Moulin-à-Vent 2020 6x75cl

  • 75cl bottle

A very different style of Beaujolais Cru which shows the potential of really well made Cru Beaujolais.


Louis Jadot purchased the Château des Jacques estate in Moulin à Vent at the end of 1996. The estate is well known as one of the most prestigious in Beaujolais and is made up of 6 different 'clos' totalling 28.78 ha, which are now all vinified separately.


As with last year, winter 2019-20 was both mild and relatively dry. The first days of April were cooler, and helped to slow the pace of growth slightly. Things picked up again during the last half of the month, when temperatures rose to around 25 degrees - unusally warm for this time of year - as the plants were able to synthesise high levels of organic acids. May brought some rainfall, which allowed the vines to continue their growth uninterrupted, and the first flowers were seen on the young Chardonnay vines in mid-May. Full flowering took place towards the end of May and the beginning of June, and the berries swelled rapidly despite the general lack of rainfall. Growth, whilst not entirely even across the region, was around three weeks ahead of schedule. Véraison occurred with minimal disease pressure at the start of July. Burgundy sweltered through several heatwaves. The extremely dry weather slowed the pace of véraison by the end of July, particularly among the vines carrying the heaviest weight of bunches. Nevertheless, by the end of July, véraison had more or less passed the midway point, and the leaves remained green. The slopes were hit by a further heatwave in mid-August, and the more fragile plants began showing signs of hydric stress, with a yellowing at the base of their leaves. Due to the lack of rainfall, the ripening accelerated, with Pinot Noir taking the lead over most of the Chardonnay vines. The grapes were very healthy, with no trace of mildew or rot. Harvesting began with the early Pinot Noir sectors (Volnay, Meursault, Beaune, Savigny) on 19th August, followed by the Côte de Nuits a week later, with all of the harvest brought in by the end of a warm September. But it had been a very dry season with several heat spikes in August, causing the vines to shut down. This, slightly counter intuitively, contributed to balanced alcohols and higher acidity in the final wines.

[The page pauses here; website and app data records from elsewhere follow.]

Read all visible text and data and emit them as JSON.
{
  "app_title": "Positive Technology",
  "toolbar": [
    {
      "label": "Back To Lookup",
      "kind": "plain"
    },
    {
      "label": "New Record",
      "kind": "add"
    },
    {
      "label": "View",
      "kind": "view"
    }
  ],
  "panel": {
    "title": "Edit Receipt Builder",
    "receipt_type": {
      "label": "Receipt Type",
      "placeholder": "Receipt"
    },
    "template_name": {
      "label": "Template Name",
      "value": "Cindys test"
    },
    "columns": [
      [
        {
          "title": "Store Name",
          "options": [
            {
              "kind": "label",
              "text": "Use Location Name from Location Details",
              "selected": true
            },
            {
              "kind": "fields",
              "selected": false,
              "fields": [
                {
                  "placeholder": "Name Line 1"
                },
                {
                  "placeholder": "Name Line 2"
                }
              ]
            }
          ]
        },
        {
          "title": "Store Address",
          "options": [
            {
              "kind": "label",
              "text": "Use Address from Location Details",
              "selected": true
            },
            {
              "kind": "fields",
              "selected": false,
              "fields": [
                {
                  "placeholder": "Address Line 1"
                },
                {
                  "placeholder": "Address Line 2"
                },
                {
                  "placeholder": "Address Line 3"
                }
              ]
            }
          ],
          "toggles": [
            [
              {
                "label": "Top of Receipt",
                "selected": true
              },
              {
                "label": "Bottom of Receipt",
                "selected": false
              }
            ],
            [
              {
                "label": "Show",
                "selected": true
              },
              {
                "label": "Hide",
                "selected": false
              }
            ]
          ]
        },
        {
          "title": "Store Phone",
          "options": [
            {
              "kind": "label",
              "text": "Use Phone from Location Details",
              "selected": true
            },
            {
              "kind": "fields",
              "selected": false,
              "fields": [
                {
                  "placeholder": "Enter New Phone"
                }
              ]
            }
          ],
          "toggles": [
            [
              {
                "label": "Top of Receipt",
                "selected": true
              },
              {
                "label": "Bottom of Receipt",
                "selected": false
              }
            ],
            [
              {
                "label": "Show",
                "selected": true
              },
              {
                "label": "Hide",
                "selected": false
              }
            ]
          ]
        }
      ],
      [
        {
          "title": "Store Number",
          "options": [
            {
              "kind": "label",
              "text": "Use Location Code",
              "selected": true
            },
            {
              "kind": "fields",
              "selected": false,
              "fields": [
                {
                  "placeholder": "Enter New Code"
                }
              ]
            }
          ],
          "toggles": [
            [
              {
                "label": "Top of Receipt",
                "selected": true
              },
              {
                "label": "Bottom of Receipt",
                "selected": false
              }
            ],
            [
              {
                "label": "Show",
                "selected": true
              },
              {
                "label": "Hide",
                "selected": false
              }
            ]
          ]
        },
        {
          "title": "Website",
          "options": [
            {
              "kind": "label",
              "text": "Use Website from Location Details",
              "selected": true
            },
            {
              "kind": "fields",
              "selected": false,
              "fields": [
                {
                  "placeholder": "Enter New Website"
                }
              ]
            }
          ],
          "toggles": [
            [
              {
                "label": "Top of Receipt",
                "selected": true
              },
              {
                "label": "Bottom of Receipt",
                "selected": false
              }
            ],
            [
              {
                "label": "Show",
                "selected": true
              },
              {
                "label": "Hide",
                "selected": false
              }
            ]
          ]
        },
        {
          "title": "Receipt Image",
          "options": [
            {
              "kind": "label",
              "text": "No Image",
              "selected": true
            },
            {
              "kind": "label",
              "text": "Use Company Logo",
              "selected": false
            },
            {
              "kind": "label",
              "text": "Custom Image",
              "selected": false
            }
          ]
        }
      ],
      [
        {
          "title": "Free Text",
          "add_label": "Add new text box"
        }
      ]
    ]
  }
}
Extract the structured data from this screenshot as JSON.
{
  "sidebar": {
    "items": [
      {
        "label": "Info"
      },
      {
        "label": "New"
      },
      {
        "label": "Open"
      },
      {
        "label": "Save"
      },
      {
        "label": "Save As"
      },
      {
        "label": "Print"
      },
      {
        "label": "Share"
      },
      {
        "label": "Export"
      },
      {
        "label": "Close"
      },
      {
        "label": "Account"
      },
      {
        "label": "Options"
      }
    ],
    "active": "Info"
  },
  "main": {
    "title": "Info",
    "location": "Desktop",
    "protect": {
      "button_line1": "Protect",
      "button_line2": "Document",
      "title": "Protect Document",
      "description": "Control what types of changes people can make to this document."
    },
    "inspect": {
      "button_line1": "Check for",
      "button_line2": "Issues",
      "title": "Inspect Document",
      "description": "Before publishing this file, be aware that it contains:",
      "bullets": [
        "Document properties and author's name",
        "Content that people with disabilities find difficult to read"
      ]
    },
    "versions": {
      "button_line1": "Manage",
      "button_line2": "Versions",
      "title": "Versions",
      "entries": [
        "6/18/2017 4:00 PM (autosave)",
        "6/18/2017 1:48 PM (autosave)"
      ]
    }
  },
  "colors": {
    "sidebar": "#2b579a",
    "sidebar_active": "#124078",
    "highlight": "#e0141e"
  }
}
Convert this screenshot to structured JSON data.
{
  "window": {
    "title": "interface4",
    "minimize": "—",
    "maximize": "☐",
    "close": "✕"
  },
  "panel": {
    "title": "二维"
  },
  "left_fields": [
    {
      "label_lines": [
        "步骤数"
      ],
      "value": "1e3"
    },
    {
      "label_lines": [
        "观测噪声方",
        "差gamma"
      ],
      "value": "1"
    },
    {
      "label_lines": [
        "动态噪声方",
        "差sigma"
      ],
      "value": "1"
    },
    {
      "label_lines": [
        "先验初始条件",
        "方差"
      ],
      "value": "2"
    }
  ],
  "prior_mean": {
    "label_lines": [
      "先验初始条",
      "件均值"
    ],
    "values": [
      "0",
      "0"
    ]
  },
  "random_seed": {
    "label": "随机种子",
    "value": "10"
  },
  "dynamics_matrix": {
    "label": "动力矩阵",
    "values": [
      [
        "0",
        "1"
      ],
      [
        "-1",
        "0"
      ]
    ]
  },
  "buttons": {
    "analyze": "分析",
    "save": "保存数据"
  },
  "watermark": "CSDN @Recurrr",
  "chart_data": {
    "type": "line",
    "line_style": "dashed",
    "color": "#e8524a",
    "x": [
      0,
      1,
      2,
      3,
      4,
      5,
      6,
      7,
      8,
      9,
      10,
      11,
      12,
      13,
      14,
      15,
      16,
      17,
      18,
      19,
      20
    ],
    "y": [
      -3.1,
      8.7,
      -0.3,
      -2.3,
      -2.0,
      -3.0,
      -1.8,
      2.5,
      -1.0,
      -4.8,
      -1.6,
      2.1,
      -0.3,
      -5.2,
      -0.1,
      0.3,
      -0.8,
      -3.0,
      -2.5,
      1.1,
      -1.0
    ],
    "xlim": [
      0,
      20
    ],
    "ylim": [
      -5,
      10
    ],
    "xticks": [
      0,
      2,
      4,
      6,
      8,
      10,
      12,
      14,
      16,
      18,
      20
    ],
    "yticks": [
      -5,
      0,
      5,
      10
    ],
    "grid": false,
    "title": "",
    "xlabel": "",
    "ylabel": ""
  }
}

The grapes are de-stemmed and crushed before fermentation and the wine is barrel aged to create a wine with rich and succulent Gamay fruit as well as having the concentration and structure to develop in bottle.

Enjoy with:

  • Grilled and Roasted Red Meats
  • Pizza/Pasta
  • Casseroles/Stews
  • Mild Creamy Cheeses
  • Mature Strong Cheeses
Good with Boeuf Bourguignonnes.